Improvisation is a process of self-expression. It’s not a “right/wrong” type of skill like engineering or grammar. You can’t really learn it in a sterile, “test tube” kind of way. It’s more of a “I want to say it like this, because that’s how I feel” kind of thing.
If you’re passionate about the music, you can then commit to regular serious study (regardless how limited your time is).
So what to study? How do you minimize frustration?
Well (if you haven’t already), listen to lots and lots of recordings of the artists you most admire. The more you listen, the clearer your internal conception of the jazz language becomes.
Then, work on developing a constructive practice process to help you cultivate the skills that will enable you to express yourself within this language.
There are essentially four skills that every jazz musician is constantly (or should be!) developing in order to grow. These four skills are necessary no matter where you are in your journey. They are:
1.Hearing-You need to be constantly working toward connecting what you hear with what you play (or would like to play). Ultimately, improvisation is a process that is driven by your aural imagination. This applies to rhythm and time feel, pitch and form (see below). The more vividly you hear something, the more likely it is to come of your instrument as you improvise.
2. Controlling time and rhythm-You must be able to move. It’s that simple. Improvisation involves moving pitch in time. If you have nothing to imagine (which rhythms, what kind of time feel), you lack the necessary impetus to move.
3. Controlling pitch-Of course you need to gain control of the notes you’re playing. Whether you’re improvising over harmonic progressions, modes, or even freely, the question of how you choose and organize pitch is a never-ending pursuit. Scales, chords, passing tones, melodic patterns, classic licks, etc., all need to be studied and absorbed over time in your practice process. But all of your note choices must be integrated with (and driven by) your rhythmic and time/feel impulse.
4. Internalizing form-Being able to feel bar forms, song structures, etc., without having to think about it (get distracted by it) is crucial if you’re going to express yourself freely as you improvise. Learning to feel the building blocks of two-measure phrases and then learning to connect these blocks to internalize longer forms (like standard songs, for example) is necessary to allow you to play confidently with other musicians, as well as give you a broader perspective of the canvas on which you’re painting your improvised picture.
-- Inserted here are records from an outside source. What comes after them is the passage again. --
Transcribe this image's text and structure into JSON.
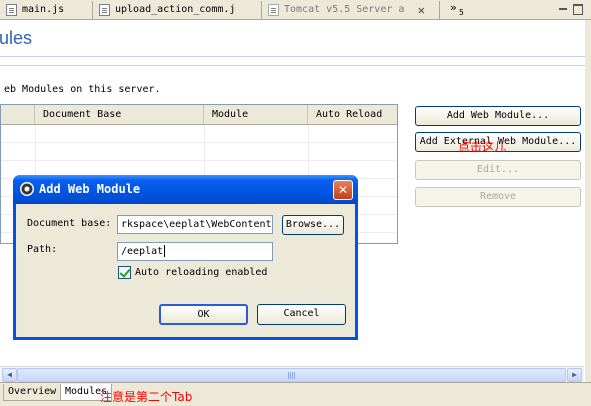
{
  "editor_tabs": [
    {
      "label": "main.js"
    },
    {
      "label": "upload_action_comm.j"
    },
    {
      "label": "Tomcat v5.5 Server a",
      "active": true
    }
  ],
  "overflow_count": "5",
  "form_title": "ules",
  "section_description": "eb Modules on this server.",
  "table": {
    "columns": [
      "",
      "Document Base",
      "Module",
      "Auto Reload"
    ]
  },
  "buttons": {
    "add_web_module": "Add Web Module...",
    "add_external": "Add External Web Module...",
    "edit": "Edit...",
    "remove": "Remove"
  },
  "annotations": {
    "click_here": "点击这儿",
    "note_tab": "注意是第二个Tab"
  },
  "dialog": {
    "title": "Add Web Module",
    "close_glyph": "✕",
    "document_base_label": "Document base:",
    "document_base_value": "rkspace\\eeplat\\WebContent",
    "browse_label": "Browse...",
    "path_label": "Path:",
    "path_value": "/eeplat",
    "auto_reload_label": "Auto reloading enabled",
    "auto_reload_checked": true,
    "ok_label": "OK",
    "cancel_label": "Cancel"
  },
  "page_tabs": [
    {
      "label": "Overview"
    },
    {
      "label": "Modules",
      "active": true
    }
  ],
  "colors": {
    "title_blue": "#3263b1",
    "annotation_red": "#ff0000",
    "dialog_titlebar": "#0054e3"
  }
}
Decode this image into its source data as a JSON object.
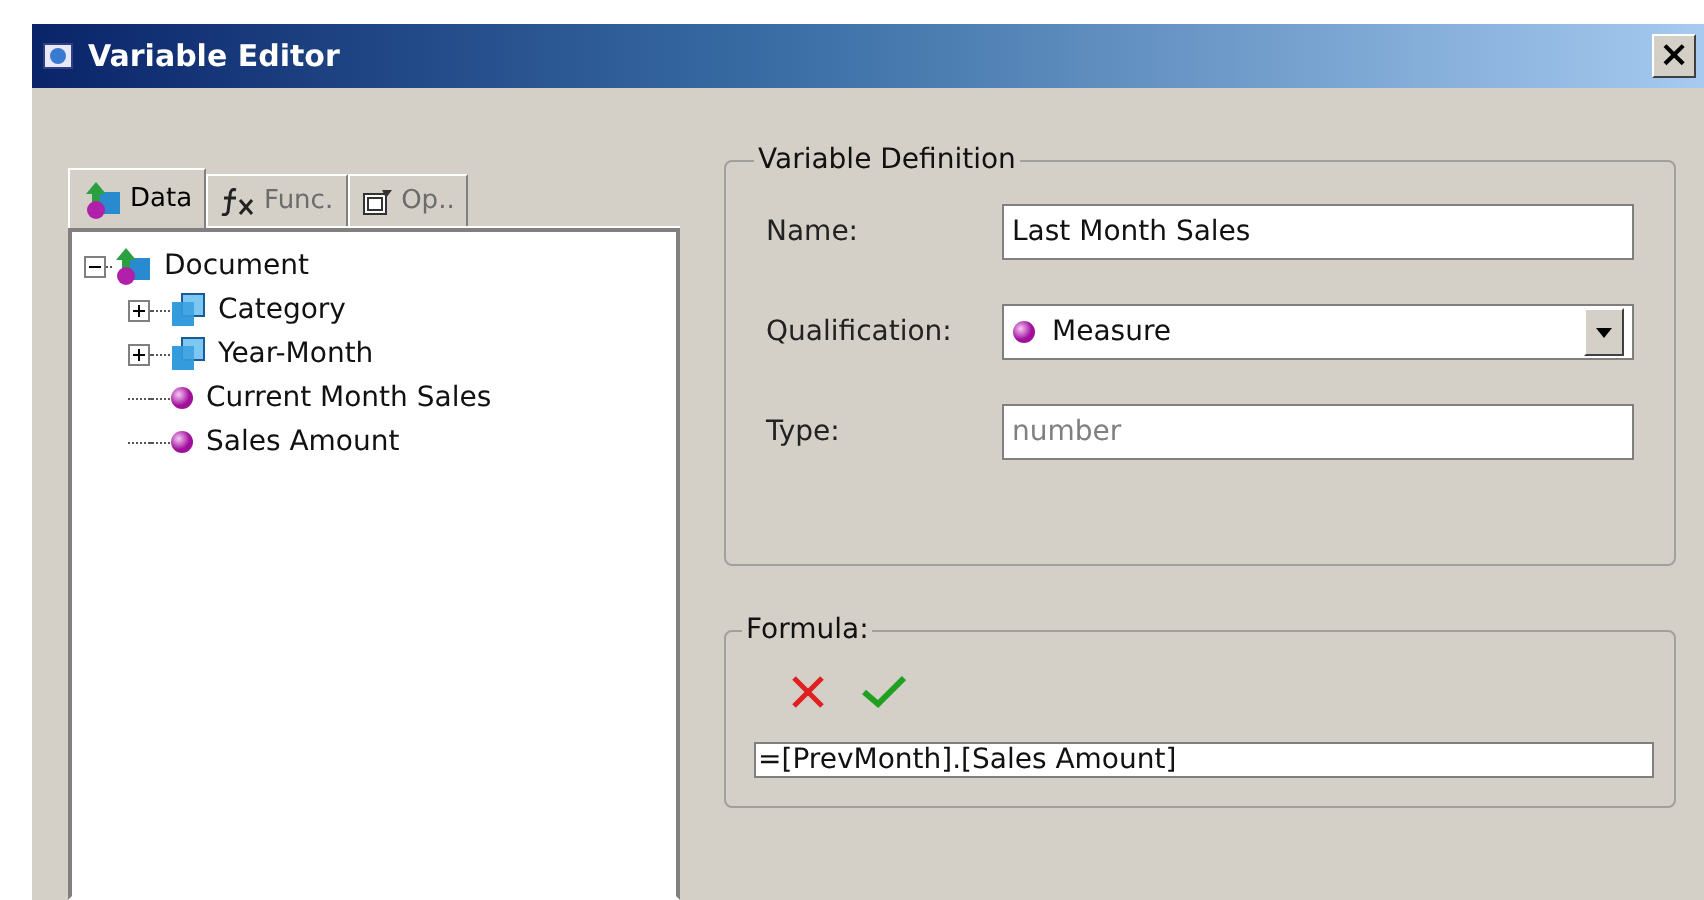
{
  "window": {
    "title": "Variable Editor",
    "close": "×"
  },
  "tabs": [
    {
      "label": "Data",
      "kind": "data",
      "selected": true
    },
    {
      "label": "Func.",
      "kind": "function",
      "selected": false
    },
    {
      "label": "Op..",
      "kind": "operator",
      "selected": false
    }
  ],
  "tree": [
    {
      "label": "Document",
      "kind": "document",
      "expanded": true,
      "children": [
        {
          "label": "Category",
          "kind": "dimension",
          "expanded": false
        },
        {
          "label": "Year-Month",
          "kind": "dimension",
          "expanded": false
        },
        {
          "label": "Current Month Sales",
          "kind": "measure"
        },
        {
          "label": "Sales Amount",
          "kind": "measure"
        }
      ]
    }
  ],
  "definition": {
    "legend": "Variable Definition",
    "fields": [
      {
        "label": "Name:",
        "kind": "text",
        "value": "Last Month Sales"
      },
      {
        "label": "Qualification:",
        "kind": "select",
        "value": "Measure"
      },
      {
        "label": "Type:",
        "kind": "readonly",
        "value": "number"
      }
    ]
  },
  "formula": {
    "legend": "Formula:",
    "value": "=[PrevMonth].[Sales Amount]"
  }
}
It is important that you prioritize these skills in the most productive manner, and organize your practice efforts around these priorities.
The biggest mistake I see novice improvers make is putting far too much emphasis on which notes to play. Sure, pitch is important. It’s very important. But if you can’t move, if you can’t dance with the pitches, you have nothing but nondescript spatterings of random notes.
Start with controlling time and rhythm instead. Start by working on simple, pre-determined rhythmic patterns, with a limited pitch set (for example, a pentatonic scale, or blues scale). Find easily singable melodic patterns that you can bring to life. You should be able to dance to what you play. Work in two-bar phrase segments, in order to help you deepen your sense of form.
The second biggest mistake I see novice improvisers make is biting off more than they can chew. Simpler, easier, clearer and more precise…all better choices. If you’re getting frustrated with what you’re working on, regress it. Make it more doable and more satisfying. Avoid what the great pianist Bill Evans described as “approximating”. Build patiently on what you have.
Sing as much as you can! If you learn a blues scale, for example, practice improvising without your instrument. Sing your solo. And listen to your favorite improvisers very mindfully, noting as many details as you can about their time feel, phrasing, rhythmic and pitch choices. Listen to a solo until you can sing it vividly, bringing it to life with these details.
Your clear conception in conjunction with your ability to move (rhythm, time, form) will have you steadily and surely developing your true voice as an improviser.